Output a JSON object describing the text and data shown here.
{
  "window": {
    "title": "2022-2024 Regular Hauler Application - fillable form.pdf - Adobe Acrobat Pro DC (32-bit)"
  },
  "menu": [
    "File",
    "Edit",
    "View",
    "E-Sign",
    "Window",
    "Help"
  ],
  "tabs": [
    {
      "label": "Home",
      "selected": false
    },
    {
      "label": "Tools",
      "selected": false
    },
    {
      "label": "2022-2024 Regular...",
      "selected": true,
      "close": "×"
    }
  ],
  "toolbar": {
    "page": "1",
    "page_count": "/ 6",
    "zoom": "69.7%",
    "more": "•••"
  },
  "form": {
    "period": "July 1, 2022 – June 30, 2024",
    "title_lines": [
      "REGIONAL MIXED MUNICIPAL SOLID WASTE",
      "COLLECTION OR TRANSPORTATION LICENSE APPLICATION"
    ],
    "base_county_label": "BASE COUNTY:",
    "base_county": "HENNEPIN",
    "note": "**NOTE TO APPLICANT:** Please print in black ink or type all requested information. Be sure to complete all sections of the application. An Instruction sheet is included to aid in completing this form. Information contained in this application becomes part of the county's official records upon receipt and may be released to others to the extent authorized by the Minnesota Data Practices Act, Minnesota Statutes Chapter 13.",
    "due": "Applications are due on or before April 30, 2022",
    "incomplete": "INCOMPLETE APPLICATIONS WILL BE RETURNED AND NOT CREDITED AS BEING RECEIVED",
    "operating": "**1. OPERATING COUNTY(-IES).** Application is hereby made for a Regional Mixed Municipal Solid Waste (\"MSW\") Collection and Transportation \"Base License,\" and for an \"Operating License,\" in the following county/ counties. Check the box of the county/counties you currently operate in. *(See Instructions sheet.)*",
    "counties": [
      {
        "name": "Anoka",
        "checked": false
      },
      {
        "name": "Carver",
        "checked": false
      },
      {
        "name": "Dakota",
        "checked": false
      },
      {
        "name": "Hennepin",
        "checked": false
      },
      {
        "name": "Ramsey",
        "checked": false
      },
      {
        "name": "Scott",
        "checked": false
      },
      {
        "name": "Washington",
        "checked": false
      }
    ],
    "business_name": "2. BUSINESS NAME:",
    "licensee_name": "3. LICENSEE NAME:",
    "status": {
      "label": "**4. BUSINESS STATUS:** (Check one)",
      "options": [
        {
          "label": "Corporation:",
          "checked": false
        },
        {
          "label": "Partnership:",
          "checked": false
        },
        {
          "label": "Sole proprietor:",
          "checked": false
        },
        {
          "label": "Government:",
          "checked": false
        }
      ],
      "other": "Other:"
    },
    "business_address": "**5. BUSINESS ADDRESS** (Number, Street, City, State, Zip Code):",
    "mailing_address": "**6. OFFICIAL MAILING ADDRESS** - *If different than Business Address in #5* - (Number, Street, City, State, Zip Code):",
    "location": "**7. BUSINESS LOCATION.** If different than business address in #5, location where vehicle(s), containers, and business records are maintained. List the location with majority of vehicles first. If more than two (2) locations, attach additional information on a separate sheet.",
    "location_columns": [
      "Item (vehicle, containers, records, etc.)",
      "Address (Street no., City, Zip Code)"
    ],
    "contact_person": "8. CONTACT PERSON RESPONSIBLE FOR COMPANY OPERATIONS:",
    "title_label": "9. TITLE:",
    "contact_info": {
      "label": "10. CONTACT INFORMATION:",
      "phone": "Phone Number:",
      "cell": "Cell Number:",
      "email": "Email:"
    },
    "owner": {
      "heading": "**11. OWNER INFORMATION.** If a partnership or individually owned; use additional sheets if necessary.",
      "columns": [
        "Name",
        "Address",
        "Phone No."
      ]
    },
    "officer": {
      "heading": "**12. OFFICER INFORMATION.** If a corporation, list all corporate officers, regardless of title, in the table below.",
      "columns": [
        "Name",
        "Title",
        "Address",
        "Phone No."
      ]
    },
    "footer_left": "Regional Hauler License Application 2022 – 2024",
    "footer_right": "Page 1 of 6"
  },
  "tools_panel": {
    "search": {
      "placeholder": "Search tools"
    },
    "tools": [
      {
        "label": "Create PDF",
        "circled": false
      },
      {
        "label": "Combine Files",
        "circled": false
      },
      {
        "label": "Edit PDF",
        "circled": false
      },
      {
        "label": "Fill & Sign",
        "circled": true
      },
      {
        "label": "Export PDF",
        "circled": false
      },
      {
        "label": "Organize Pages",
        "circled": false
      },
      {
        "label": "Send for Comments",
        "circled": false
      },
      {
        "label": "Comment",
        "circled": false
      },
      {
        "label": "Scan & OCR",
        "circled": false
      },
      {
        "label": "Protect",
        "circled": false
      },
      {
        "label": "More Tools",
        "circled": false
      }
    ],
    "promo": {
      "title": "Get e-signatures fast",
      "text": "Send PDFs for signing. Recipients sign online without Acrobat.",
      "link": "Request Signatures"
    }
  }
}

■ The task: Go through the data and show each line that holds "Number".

■ Response area:
    "business_address": "**5. BUSINESS ADDRESS** (Number, Street, City, State, Zip Code):",
    "mailing_address": "**6. OFFICIAL MAILING ADDRESS** - *If different than Business Address in #5* - (Number, Street, City, State, Zip Code):",
      "phone": "Phone Number:",
      "cell": "Cell Number:",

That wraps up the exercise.